Senator Rob Portman and a bipartisan group of 27 other members introduced the Stop Enabling Sex Traffickers Act of 2017 (or SESTA) to end this safe harbor for internet companies that knowingly facilitate sex trafficking and other crimes through content hosted on their platforms. SESTA would allow state prosecutors and victims to take down websites that callously ignore the enslavement of children in their pursuit of profit.
Passing this bill should be easy. But it’s been stalled by a Silicon Valley campaign against it. Why would tech oppose a bill aimed at stopping sex trafficking? Because it threatens the Valley’s unique ability to edit mass media content without being held accountable for the results.
At common law, the Constitution’s guarantee of editorial freedom for the press did not immunize publishers from liability for their editorial decisions. A classic example is the rule for defamation: namely, that someone who republishes defamatory matter is subject to liability as if they had published it originally.

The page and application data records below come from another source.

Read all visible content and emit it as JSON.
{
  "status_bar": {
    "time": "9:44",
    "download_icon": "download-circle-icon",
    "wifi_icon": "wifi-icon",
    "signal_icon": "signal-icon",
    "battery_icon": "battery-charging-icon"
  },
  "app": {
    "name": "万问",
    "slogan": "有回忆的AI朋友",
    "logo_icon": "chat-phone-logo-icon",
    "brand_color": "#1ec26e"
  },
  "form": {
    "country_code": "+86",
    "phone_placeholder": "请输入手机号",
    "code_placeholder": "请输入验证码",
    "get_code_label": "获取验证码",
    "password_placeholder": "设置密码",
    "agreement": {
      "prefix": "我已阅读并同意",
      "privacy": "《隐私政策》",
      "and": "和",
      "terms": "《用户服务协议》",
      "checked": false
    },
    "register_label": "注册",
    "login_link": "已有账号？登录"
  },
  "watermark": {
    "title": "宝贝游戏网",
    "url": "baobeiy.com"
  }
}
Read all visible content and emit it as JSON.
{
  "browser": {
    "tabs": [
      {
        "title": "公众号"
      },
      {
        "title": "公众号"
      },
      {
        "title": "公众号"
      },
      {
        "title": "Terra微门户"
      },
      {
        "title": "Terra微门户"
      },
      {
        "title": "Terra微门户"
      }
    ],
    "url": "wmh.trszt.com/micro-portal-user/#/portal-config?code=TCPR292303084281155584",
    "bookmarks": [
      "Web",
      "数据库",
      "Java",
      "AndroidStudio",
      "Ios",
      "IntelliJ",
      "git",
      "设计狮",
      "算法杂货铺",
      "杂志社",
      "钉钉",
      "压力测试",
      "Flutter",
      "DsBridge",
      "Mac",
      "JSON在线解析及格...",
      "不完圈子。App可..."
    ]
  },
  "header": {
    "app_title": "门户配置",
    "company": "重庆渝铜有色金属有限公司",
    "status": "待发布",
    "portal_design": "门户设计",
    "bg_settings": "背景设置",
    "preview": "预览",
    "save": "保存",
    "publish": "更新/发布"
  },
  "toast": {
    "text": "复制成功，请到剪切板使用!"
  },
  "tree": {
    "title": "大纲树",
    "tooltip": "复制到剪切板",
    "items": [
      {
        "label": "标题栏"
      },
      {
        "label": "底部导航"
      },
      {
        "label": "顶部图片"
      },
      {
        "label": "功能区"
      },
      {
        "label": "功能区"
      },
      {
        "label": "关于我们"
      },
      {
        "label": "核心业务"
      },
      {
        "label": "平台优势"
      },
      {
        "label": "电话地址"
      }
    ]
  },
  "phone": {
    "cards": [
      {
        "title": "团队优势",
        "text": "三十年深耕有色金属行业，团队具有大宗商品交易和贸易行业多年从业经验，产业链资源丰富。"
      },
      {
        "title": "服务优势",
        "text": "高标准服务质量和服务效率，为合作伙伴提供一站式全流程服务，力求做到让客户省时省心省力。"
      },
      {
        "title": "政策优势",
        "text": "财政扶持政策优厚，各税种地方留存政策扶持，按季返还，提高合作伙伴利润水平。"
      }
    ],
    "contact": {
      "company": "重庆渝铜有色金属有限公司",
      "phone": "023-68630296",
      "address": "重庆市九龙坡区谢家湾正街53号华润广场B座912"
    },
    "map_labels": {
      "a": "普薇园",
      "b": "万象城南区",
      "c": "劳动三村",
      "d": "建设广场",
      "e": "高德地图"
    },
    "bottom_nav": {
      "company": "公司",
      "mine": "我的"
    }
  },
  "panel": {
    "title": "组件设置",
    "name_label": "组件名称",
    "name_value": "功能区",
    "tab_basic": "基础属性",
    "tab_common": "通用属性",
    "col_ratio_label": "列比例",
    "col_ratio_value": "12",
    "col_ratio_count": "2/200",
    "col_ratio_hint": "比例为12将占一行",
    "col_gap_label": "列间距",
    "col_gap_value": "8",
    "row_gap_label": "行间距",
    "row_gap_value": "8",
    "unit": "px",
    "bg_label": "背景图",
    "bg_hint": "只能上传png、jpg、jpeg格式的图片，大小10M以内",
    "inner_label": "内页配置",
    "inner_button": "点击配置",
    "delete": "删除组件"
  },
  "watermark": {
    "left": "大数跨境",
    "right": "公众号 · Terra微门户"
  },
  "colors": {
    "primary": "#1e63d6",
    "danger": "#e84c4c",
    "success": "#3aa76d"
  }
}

The common law places this responsibility on publishers to prevent defamatory matter from spreading far and wide through the convenience of mass media technologies. It also encourages publishers to exercise due care when using mass media’s awesome power.
In contrast to those who exercise direct editorial control over content, publishers that merely distribute others’ materials, such as bookstores and television network affiliates, are subject to liability for defamation at common law only if the distributor knows the material is defamatory. This limiting standard recognizes that imposing a duty to monitor content on nationwide distributors who act as “passive conduits” for third-parties would pose an undue burden on the free flow of information. Before section 230 was adopted, internet companies were generally treated as distributors for the purpose of defamation law, and thus weren’t liable for content posted by their users without knowledge of its defamatory nature.